Accounting Standards Update 2016 - 02 “Leases (Topic 842): Section A – Leases: Amendments to the FASB Accounting Standards Codification; Section B – Conforming Amendments Related to Leases: Amendments to the FASB Accounting Standards Codification; Section C – Background Information and Basis for Conclusions”
In February of 2016, the FASB issued Accounting Standards Update “ASU” 2016 - 02, “Leases (Topic 842): Section A – Leases: Amendments to the FASB Accounting Standards Codification; Section B – Conforming Amendments Related to Leases: Amendments to the FASB Accounting Standards Codification; Section C – Background Information and Basis for Conclusions.” ASU 2016-02 amends guidance related to the recognition, measurement, presentation and disclosure of leases for lessors and lessees. This update is effective for fiscal years beginning after December 15, 2018, including the interim periods within those years, with early adoption permitted. The Company is in the process of evaluating the effect that ASU 2016-02 will have on the results of operations and financial statements.
Accounting Standards Update 2016-13 “Financial Instruments – Credit Losses (Topic 326): Measurement of Credit Losses on Financial Instruments”
In June 2016, the FASB issued ASC Accounting Standards Update “ASU” 2016-13, “Financial Instruments – Credit Losses (Topic 326): Measurement of Credit Losses on Financial Instruments.” ASU 2016-13 revised the criteria for the measurement, recognition, and reporting of credit losses on financial instruments to be recognized when expected. This update is effective for fiscal years beginning after December 15, 2019, including the interim periods within those years, with early adoption permitted for fiscal years beginning after December 15, 2018, including interim periods within those years. Adoption is not expected to have a material effect on its results of operations, financial position, and cash flows.

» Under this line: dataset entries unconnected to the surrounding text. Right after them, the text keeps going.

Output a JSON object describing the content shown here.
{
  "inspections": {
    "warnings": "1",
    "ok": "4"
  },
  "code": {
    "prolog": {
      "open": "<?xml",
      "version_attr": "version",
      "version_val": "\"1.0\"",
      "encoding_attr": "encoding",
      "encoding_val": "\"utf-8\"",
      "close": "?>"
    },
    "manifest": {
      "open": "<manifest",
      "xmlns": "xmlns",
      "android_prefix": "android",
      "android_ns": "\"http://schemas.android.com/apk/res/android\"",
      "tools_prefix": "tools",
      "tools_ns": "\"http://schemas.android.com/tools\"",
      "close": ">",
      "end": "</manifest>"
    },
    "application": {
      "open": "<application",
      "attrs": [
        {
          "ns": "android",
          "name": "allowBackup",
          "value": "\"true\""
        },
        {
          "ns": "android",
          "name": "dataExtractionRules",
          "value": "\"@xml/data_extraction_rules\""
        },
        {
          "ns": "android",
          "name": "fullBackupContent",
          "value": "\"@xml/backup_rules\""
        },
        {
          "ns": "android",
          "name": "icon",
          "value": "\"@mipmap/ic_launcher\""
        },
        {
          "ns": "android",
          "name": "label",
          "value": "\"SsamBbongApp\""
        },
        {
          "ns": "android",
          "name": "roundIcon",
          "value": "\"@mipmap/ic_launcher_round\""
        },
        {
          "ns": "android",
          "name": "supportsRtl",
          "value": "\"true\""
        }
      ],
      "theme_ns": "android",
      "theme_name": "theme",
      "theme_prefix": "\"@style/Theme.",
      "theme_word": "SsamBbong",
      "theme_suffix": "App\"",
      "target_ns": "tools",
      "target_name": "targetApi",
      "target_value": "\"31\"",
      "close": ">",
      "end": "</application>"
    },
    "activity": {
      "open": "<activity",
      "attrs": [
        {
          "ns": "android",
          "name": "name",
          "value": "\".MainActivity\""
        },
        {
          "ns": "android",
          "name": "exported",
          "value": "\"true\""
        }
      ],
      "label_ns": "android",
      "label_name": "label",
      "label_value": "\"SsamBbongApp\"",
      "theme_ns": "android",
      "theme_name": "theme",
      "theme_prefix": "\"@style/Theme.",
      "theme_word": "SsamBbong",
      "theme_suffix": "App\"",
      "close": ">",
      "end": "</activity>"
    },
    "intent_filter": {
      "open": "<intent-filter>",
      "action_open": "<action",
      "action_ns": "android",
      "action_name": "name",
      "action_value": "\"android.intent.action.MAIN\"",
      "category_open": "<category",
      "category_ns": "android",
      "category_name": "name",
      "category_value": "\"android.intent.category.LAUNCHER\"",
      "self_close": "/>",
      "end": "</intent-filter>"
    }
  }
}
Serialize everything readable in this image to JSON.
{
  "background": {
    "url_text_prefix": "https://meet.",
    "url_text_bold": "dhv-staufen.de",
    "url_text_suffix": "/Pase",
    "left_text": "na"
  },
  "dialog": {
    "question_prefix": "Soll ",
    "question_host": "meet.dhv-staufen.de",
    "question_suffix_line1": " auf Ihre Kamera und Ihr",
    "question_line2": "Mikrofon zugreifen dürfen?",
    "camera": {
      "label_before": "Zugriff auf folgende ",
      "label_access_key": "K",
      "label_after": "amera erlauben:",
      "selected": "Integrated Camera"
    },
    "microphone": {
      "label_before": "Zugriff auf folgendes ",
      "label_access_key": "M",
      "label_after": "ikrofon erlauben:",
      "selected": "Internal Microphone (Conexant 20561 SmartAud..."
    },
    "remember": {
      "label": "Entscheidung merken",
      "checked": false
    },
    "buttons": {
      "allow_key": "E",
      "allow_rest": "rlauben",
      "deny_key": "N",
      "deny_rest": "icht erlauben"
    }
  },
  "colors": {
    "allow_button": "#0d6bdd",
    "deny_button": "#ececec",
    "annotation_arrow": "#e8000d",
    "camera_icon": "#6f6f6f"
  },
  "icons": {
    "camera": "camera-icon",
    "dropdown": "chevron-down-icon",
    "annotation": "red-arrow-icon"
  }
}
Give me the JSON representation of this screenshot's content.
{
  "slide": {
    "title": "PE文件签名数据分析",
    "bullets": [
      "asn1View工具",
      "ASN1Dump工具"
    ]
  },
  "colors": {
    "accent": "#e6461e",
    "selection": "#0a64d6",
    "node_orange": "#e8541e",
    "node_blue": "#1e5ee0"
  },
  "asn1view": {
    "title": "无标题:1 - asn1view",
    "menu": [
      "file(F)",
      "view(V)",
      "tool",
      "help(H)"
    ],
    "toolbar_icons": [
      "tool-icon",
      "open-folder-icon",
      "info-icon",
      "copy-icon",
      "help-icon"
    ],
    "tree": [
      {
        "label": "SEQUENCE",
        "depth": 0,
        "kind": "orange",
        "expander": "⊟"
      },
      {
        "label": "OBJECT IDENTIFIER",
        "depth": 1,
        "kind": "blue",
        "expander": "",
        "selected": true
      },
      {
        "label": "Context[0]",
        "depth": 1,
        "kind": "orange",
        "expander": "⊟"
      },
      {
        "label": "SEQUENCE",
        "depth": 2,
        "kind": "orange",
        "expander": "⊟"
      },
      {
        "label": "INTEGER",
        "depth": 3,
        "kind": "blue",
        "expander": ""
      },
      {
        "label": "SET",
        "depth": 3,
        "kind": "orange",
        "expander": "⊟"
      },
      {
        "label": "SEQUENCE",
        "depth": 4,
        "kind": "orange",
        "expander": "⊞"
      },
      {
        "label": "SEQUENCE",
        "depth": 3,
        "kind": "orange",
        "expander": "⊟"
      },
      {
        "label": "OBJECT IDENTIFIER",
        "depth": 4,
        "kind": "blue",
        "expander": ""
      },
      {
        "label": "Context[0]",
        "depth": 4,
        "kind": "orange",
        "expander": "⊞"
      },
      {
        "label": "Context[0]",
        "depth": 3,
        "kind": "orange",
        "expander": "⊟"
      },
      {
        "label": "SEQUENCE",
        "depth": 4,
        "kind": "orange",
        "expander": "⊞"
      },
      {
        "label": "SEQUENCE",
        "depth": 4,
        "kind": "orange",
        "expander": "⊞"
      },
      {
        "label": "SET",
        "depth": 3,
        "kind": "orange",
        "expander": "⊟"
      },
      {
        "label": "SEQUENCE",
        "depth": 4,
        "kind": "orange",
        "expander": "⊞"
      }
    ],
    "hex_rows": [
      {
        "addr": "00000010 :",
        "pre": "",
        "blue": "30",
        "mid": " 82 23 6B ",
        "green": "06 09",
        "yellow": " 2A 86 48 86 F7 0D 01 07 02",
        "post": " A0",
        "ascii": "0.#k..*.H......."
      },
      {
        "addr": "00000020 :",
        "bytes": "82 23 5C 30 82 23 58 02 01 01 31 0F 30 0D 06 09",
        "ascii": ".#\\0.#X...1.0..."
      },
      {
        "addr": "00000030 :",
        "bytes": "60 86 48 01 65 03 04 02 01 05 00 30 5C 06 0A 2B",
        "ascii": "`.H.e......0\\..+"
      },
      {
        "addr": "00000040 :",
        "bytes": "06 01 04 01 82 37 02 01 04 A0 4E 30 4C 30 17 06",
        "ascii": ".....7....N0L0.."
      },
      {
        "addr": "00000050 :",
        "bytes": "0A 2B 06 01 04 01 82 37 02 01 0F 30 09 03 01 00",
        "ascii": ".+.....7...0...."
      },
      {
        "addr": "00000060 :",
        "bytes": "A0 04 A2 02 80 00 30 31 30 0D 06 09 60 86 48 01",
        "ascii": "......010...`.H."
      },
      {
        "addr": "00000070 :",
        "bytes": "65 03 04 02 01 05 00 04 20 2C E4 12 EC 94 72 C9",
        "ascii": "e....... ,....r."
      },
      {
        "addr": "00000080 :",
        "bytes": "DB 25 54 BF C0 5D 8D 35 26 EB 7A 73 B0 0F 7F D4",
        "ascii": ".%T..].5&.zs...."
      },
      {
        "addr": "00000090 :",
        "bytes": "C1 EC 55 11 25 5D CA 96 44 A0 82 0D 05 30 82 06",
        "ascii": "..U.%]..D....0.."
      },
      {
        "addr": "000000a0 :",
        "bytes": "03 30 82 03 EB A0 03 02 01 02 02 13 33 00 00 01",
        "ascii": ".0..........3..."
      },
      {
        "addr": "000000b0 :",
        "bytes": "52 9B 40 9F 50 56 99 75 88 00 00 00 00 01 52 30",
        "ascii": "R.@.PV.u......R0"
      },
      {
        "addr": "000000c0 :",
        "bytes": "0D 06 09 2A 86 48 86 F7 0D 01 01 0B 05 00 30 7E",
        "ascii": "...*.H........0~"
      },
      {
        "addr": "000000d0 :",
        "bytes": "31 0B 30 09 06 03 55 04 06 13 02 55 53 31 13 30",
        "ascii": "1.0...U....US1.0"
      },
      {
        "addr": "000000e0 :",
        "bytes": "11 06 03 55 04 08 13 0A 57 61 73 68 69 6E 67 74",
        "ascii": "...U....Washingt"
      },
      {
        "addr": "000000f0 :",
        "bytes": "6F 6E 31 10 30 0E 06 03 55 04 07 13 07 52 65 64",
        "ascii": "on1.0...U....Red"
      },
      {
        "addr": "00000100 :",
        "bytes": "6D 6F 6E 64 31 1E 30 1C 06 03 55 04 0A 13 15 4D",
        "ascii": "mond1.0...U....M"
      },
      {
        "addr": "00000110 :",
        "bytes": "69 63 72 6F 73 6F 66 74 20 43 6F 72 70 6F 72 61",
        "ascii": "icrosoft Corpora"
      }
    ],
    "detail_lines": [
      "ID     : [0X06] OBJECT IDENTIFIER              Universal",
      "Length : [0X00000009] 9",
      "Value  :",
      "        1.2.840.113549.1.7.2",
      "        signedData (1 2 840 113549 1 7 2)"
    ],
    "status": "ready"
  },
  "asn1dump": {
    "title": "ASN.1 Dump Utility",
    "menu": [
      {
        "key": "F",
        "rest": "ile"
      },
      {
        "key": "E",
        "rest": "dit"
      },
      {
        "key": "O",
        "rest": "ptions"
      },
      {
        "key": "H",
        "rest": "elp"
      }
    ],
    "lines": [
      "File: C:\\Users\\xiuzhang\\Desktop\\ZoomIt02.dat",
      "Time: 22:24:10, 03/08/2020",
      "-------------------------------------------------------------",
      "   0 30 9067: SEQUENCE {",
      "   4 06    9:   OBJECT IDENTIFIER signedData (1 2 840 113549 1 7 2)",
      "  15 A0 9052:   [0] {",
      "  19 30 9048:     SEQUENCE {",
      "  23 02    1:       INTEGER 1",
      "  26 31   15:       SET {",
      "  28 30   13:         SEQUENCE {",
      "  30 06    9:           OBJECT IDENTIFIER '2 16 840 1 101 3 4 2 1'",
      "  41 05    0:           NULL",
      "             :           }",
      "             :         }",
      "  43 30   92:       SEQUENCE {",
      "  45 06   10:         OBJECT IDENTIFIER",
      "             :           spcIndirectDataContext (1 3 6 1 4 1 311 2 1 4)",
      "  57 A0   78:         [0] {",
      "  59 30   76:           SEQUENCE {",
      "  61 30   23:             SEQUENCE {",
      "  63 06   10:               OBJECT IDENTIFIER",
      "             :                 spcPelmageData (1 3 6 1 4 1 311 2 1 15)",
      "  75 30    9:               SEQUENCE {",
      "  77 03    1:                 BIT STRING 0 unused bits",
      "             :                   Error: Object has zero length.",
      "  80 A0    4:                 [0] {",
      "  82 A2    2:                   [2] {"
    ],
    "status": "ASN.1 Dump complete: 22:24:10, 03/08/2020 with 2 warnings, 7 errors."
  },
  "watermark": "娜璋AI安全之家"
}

Accounting Standards Update (ASU) No. 2016-09 “Compensation - Stock Compensation (Topic 718): Improvements to Employee Share-Based Payment Accounting”
In March 30, 2016, the FASB issued ASU 2016-09, “Compensation-Stock Compensation” (ASU 2016-09), which effects all entities that issue share-based payment awards to their employees. The amendments in this update cover such areas as the recognition of excess tax benefits and deficiencies, the classification of those excess tax benefits on the statement of cash flows, an accounting policy election for forfeitures, the amount an employer can withhold to cover income taxes and still qualify for equity classification and the classification of those taxes paid on the statement of cash flows. ASU 2016-09 is effective for annual and interim periods beginning after December 15, 2016. This guidance can be applied either prospectively, retrospectively or using a modified retrospective transition method. The Company adopted the new guidance prospectively effective January 1, 2017. This new guidance did not have a material impact on the Company’s financial statements.
Accounting Standards Update (ASU) 2016-18, “Statement of Cash Flows (Topic 230): “Restricted Cash”
In November 2016, the FASB issued ASU 2016-18, Statement of Cash Flows (Topic 230): “Restricted Cash” (ASU 2016-18), which requires companies to include amounts generally described as restricted cash and restricted cash equivalents in cash and cash equivalents when reconciling beginning-of-period and end-of-period total amounts shown on the statement of cash flows. The amendments in this update are effective for public business entities for fiscal years beginning after December 15, 2017, and interim periods within those fiscal years. Early adoption is permitted, including adoption in an interim period. The new guidance is not expected to have a material impact on the Company’s financial statements.
The entire disclosure for all significant accounting policies of the reporting entity.
Reference 1: http://www.xbrl.org/2003/role/presentationRef